A product category is a way for businesses to group and organize products or services they sell. When products are categorized, it is easier for customers to find what they’re looking for on a website and employees to quickly refer to and find a product.
Categories tend to be organized in a hierarchy tree structure since many products will overlap between categories. You can break down product categories as small as you want, but that can be overwhelming for browsers on your website. Use your customer journey map to see where they are most likely to click through and set up your categories accordingly.
Products can be categorized in various ways, from product type and features to customer needs. Many brands will include these multiple categories on their website so you can look for a general product type or search specifically for a feature or use case.
You can better promote connected products when you group similar products into categories. This helps customers find multiple products that complement each other — potentially increasing sales for multiple products.
If your products are easy to find, the right customers will see them. Nobody wants to browse a website for a specific product only to find unrelated things pop up in the search. If your customers can’t find what they’re looking for, they’re more likely to spend their money elsewhere.
But if your product categories are clear, concise, and well organized, customers are more likely to find what they want — leading to higher conversion rates.
Skincare brands are a great place to look to see different product categories. Skincare brands will have a category for each product type (cleanser, toner, moisturizer, etc.) but may also categorize by skin type (oily, dry, combination, etc.).
Clothing stores have categories for men, women, and children but then further break down those into subcategories, such as tops, outerwear, and bottoms. Alternatively, they might have sections for workwear, formal wear, and loungewear and categories of individual items within those sections.
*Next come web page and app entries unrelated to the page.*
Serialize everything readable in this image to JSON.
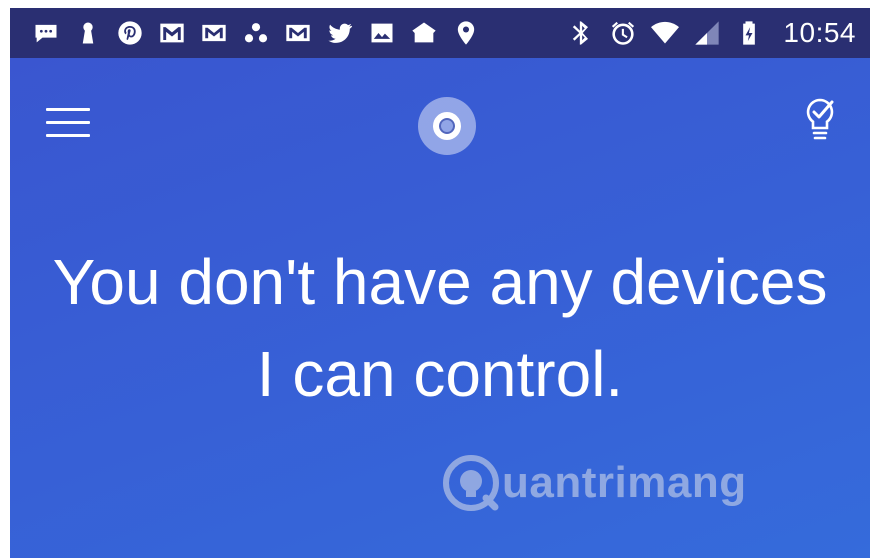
{
  "status_bar": {
    "time": "10:54",
    "icons": [
      "messages-icon",
      "keyhole-icon",
      "pinterest-icon",
      "gmail-icon",
      "gmail-icon",
      "dots-icon",
      "gmail-icon",
      "twitter-icon",
      "photo-icon",
      "home-icon",
      "location-icon",
      "bluetooth-icon",
      "alarm-icon",
      "wifi-icon",
      "signal-icon",
      "battery-charging-icon"
    ]
  },
  "app_bar": {
    "menu_icon": "hamburger-menu-icon",
    "center_icon": "cortana-icon",
    "right_icon": "lightbulb-check-icon"
  },
  "message": {
    "line1": "You don't have any devices",
    "line2": "I can control."
  },
  "watermark": {
    "text": "uantrimang"
  },
  "colors": {
    "background": "#3a5cd2",
    "status_bar": "#2a2f72",
    "text": "#ffffff"
  }
}
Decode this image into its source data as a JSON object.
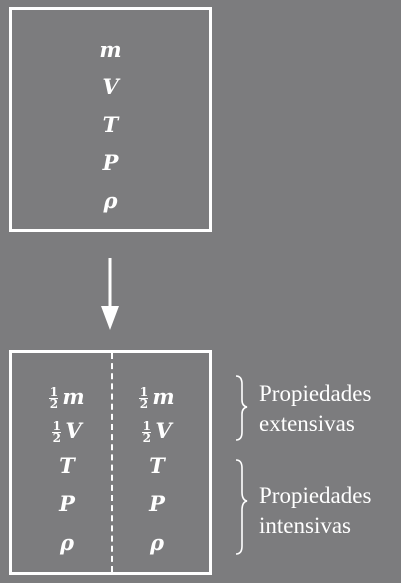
{
  "top_box": {
    "symbols": [
      "m",
      "V",
      "T",
      "P",
      "ρ"
    ]
  },
  "bottom_box": {
    "half_numerator": "1",
    "half_denominator": "2",
    "left": [
      "m",
      "V",
      "T",
      "P",
      "ρ"
    ],
    "right": [
      "m",
      "V",
      "T",
      "P",
      "ρ"
    ]
  },
  "labels": {
    "extensive_line1": "Propiedades",
    "extensive_line2": "extensivas",
    "intensive_line1": "Propiedades",
    "intensive_line2": "intensivas"
  },
  "colors": {
    "background": "#7c7c7e",
    "foreground": "#ffffff"
  },
  "icons": {
    "arrow": "arrow-down-icon",
    "brace": "right-brace-icon"
  }
}
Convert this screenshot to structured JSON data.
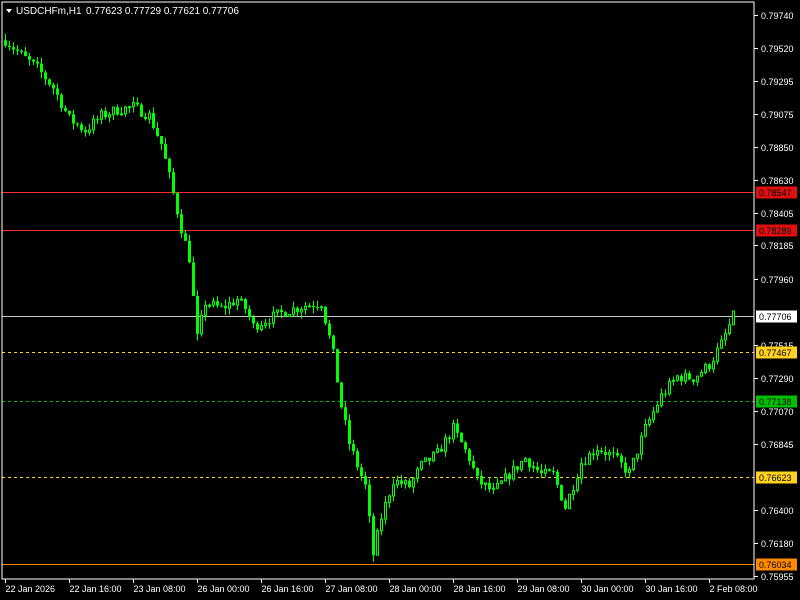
{
  "header": {
    "symbol": "USDCHFm,H1",
    "ohlc": "0.77623 0.77729 0.77621 0.77706"
  },
  "colors": {
    "background": "#000000",
    "axis": "#ffffff",
    "candle": "#00ff00",
    "resistance": "#ff2a2a",
    "yellow_level": "#ffd21f",
    "green_level": "#00c000",
    "orange_level": "#ff8a00",
    "price_line": "#c8c8c8"
  },
  "chart_data": {
    "type": "candlestick",
    "ylim": [
      0.75955,
      0.7974
    ],
    "y_ticks": [
      {
        "value": 0.7974,
        "label": "0.79740"
      },
      {
        "value": 0.7952,
        "label": "0.79520"
      },
      {
        "value": 0.79295,
        "label": "0.79295"
      },
      {
        "value": 0.79075,
        "label": "0.79075"
      },
      {
        "value": 0.7885,
        "label": "0.78850"
      },
      {
        "value": 0.7863,
        "label": "0.78630"
      },
      {
        "value": 0.78405,
        "label": "0.78405"
      },
      {
        "value": 0.78185,
        "label": "0.78185"
      },
      {
        "value": 0.7796,
        "label": "0.77960"
      },
      {
        "value": 0.77515,
        "label": "0.77515"
      },
      {
        "value": 0.7729,
        "label": "0.77290"
      },
      {
        "value": 0.7707,
        "label": "0.77070"
      },
      {
        "value": 0.76845,
        "label": "0.76845"
      },
      {
        "value": 0.764,
        "label": "0.76400"
      },
      {
        "value": 0.7618,
        "label": "0.76180"
      },
      {
        "value": 0.75955,
        "label": "0.75955"
      }
    ],
    "x_ticks": [
      {
        "index": 0,
        "label": "22 Jan 2026"
      },
      {
        "index": 16,
        "label": "22 Jan 16:00"
      },
      {
        "index": 32,
        "label": "23 Jan 08:00"
      },
      {
        "index": 48,
        "label": "26 Jan 00:00"
      },
      {
        "index": 64,
        "label": "26 Jan 16:00"
      },
      {
        "index": 80,
        "label": "27 Jan 08:00"
      },
      {
        "index": 96,
        "label": "28 Jan 00:00"
      },
      {
        "index": 112,
        "label": "28 Jan 16:00"
      },
      {
        "index": 128,
        "label": "29 Jan 08:00"
      },
      {
        "index": 144,
        "label": "30 Jan 00:00"
      },
      {
        "index": 160,
        "label": "30 Jan 16:00"
      },
      {
        "index": 176,
        "label": "2 Feb 08:00"
      }
    ],
    "levels": [
      {
        "value": 0.78547,
        "label": "0.78547",
        "style": "solid",
        "color": "#ff2a2a",
        "tag_bg": "#e01010",
        "tag_fg": "#000000"
      },
      {
        "value": 0.78289,
        "label": "0.78289",
        "style": "solid",
        "color": "#ff2a2a",
        "tag_bg": "#e01010",
        "tag_fg": "#000000"
      },
      {
        "value": 0.77706,
        "label": "0.77706",
        "style": "solid",
        "color": "#c8c8c8",
        "tag_bg": "#ffffff",
        "tag_fg": "#000000"
      },
      {
        "value": 0.77467,
        "label": "0.77467",
        "style": "dashed",
        "color": "#ffd21f",
        "tag_bg": "#ffd21f",
        "tag_fg": "#000000"
      },
      {
        "value": 0.77138,
        "label": "0.77138",
        "style": "dashed",
        "color": "#00c000",
        "tag_bg": "#00c000",
        "tag_fg": "#000000"
      },
      {
        "value": 0.76623,
        "label": "0.76623",
        "style": "dashed",
        "color": "#ffd21f",
        "tag_bg": "#ffd21f",
        "tag_fg": "#000000"
      },
      {
        "value": 0.76034,
        "label": "0.76034",
        "style": "solid",
        "color": "#ff8a00",
        "tag_bg": "#ff8a00",
        "tag_fg": "#000000"
      }
    ],
    "close_path": [
      [
        0,
        0.7957
      ],
      [
        4,
        0.7947
      ],
      [
        8,
        0.7938
      ],
      [
        12,
        0.7925
      ],
      [
        16,
        0.7904
      ],
      [
        20,
        0.7896
      ],
      [
        24,
        0.7906
      ],
      [
        28,
        0.791
      ],
      [
        32,
        0.7912
      ],
      [
        36,
        0.7906
      ],
      [
        39,
        0.7887
      ],
      [
        41,
        0.7865
      ],
      [
        44,
        0.783
      ],
      [
        46,
        0.781
      ],
      [
        48,
        0.7756
      ],
      [
        50,
        0.778
      ],
      [
        54,
        0.7776
      ],
      [
        58,
        0.7782
      ],
      [
        60,
        0.7776
      ],
      [
        62,
        0.7764
      ],
      [
        65,
        0.7768
      ],
      [
        70,
        0.7774
      ],
      [
        75,
        0.7778
      ],
      [
        79,
        0.778
      ],
      [
        82,
        0.7745
      ],
      [
        84,
        0.771
      ],
      [
        86,
        0.7685
      ],
      [
        88,
        0.767
      ],
      [
        90,
        0.7656
      ],
      [
        92,
        0.761
      ],
      [
        94,
        0.7635
      ],
      [
        97,
        0.766
      ],
      [
        101,
        0.7656
      ],
      [
        104,
        0.767
      ],
      [
        108,
        0.7678
      ],
      [
        112,
        0.7695
      ],
      [
        116,
        0.7675
      ],
      [
        118,
        0.766
      ],
      [
        122,
        0.7652
      ],
      [
        126,
        0.7664
      ],
      [
        130,
        0.7675
      ],
      [
        134,
        0.7664
      ],
      [
        137,
        0.7664
      ],
      [
        140,
        0.7642
      ],
      [
        144,
        0.7672
      ],
      [
        148,
        0.7682
      ],
      [
        152,
        0.7676
      ],
      [
        156,
        0.7665
      ],
      [
        160,
        0.7695
      ],
      [
        164,
        0.7717
      ],
      [
        168,
        0.773
      ],
      [
        172,
        0.7729
      ],
      [
        176,
        0.7738
      ],
      [
        179,
        0.7752
      ],
      [
        182,
        0.77706
      ]
    ],
    "total_bars": 183
  }
}
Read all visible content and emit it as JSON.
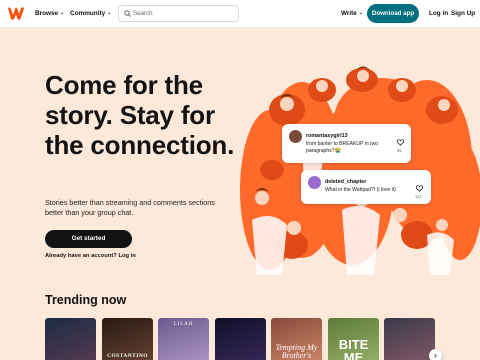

Even at the grocery store, items are in their product categories with signs for each category. There is a flow through the store as you walk down the aisles with similar products sitting together.
You’ll also find a hierarchy to where products sit on shelves. Big brands and mid-range items sit on the middle shelves right at your eye line, premium brands get the top shelves, and store-brand and inexpensive items sit on the bottom shelves.